In 2010 the Battelle Memorial Institute of Columbus, Ohio, was funded by the WQA to complete a
comprehensive case study on the effects that hard water has on
household appliances & water heaters.
This study tested over 30 different appliances & followed strict guidelines to help quantify what effect scaling has on the efficiency, service & overall performance of these appliances. The study presented conclusive data showing how hard water not only damages appliances but also reduces their efficiency & can increase maintenance costs in areas where water is very hard. A quote taken directly from the study stated that "The economic savings can lead to recovery of the cost of a water softener and operating supplies in a period as short as a year."
Appliances such as your dishwasher & washing machine or hot water heaters such as your electric shower, immersion & home heating boiler are especially prone to limescale damage as they contain heating
elements which need to be clean & scale free in order to run efficiently.
When these heating elements scale up they become less efficient & need more power to produce the same amount of heat. This can increase running costs by as much as 25% in very hard water areas.
Limescale deposition forms around the working parts of your appliances & heating system resulting in expensive maintenance & repair costs. Limescale damage is proven to cause premature failure to immersion elements & severely shortens the lifespan of electric showers. Additionally, home heating boilers need to be de-scaled on average every 1.4 years in hard water areas whereas this is unnecessary with softened water.
Limescale deposits on the seals inside your taps & toilet cistern valves causing them to leak & fail over time. A drip from one tap can waste up to one litre of water per hour meaning that an
average sized home with 8 taps & 2 toilets could be wasting as much as 240 litres of water per day from drips alone!

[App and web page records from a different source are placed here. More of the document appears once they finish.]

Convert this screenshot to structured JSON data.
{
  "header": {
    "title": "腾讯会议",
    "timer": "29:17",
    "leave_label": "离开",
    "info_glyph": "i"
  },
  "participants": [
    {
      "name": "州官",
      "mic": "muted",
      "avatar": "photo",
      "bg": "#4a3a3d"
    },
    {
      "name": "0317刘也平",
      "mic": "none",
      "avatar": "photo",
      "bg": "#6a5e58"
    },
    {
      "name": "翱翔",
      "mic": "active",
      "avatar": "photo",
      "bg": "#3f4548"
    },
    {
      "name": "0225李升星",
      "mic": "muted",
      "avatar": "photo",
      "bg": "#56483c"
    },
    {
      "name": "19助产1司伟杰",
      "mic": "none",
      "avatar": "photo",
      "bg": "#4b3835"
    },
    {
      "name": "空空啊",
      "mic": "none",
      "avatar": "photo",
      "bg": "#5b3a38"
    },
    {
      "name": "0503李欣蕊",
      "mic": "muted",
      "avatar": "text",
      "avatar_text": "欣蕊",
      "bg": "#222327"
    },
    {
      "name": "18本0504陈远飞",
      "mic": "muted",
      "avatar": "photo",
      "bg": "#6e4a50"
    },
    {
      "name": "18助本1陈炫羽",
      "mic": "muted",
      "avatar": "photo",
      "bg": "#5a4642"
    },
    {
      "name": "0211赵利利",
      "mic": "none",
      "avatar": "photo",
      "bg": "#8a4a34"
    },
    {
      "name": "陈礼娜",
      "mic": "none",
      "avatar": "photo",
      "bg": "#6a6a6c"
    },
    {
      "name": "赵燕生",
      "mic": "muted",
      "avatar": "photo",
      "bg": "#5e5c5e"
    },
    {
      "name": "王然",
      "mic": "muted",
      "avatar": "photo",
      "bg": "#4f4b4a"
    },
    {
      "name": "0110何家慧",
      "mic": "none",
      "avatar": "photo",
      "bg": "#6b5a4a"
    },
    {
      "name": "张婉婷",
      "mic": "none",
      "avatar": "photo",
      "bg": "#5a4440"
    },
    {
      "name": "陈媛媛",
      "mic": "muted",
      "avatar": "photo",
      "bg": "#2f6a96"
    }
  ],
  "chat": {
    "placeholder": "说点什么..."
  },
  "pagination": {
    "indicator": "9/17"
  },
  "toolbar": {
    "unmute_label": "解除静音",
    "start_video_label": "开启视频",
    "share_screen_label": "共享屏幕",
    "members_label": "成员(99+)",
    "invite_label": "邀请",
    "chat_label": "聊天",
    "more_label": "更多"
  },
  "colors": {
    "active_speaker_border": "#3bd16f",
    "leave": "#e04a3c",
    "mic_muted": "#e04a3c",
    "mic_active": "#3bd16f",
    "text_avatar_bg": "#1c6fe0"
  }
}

Additionally, limescale clogs up your shower heads requiring them to be constantly descaled & often replaced.